Claudia Maraston, Professor of Astrophysics, has been named as one of the world's top physicists

22 July 2022

2 min read

Claudia Maraston, Professor of Astrophysics in the Institute of Cosmology and Gravitation, has been named as one of the world's top physicists.

Professor Maraston has been recognised by, a prominent academic platform for scientists, in their 2022 Ranking of Top 1000 Scientists in the area of Physics.

The ranking is constructed using the H-index data gathered by Microsoft Academic and includes only prominent scientists with an H-index of at least 70 for scientific papers published in the field of Physics. Professor Maraston was ranked at 715 in the world and 69 for UK physicists.

I cannot even imagine the wealth of discoveries that James Webb will allow and to be part of the project with the largest granted time on the telescope is just amazing. I cannot wait to place my models on those data and discover the physics of primordial galaxies.

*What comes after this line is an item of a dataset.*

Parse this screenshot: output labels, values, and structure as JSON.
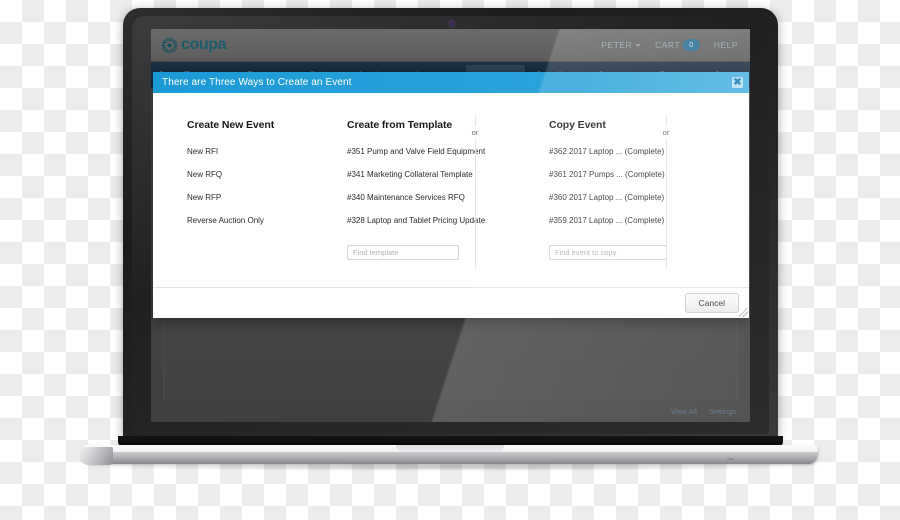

Claudia Maraston, Professor of Astrophysics

Professor Maraston said: “I am extremely proud to receive this recognition, which stems from years of work on several different fronts in parallel, spanning from large collaborative efforts to single or few-authors projects. It is recognition of my world-leading profile, which reflects ICG’s global reputation for research and helps boosts the University’s international standing for Physics research, particularly after such excellent results for Physics in the recent REF.”

Professor Maraston is known for theoretical models for the expected energy emission and mass of galaxies including innovative prescriptions of stellar evolution, which raised strong interest and a vivid debate, and stimulated further work from international groups.

In 2018, she was awarded the Eddington Medal for Astronomy by the Royal Astronomical Society for ‘investigations of outstanding merit in theoretical astrophysics’. Previous recipients of the award include Stephen Hawking and Roger Penrose. Claudia is only the second female scientist to receive the award since its inception in 1953.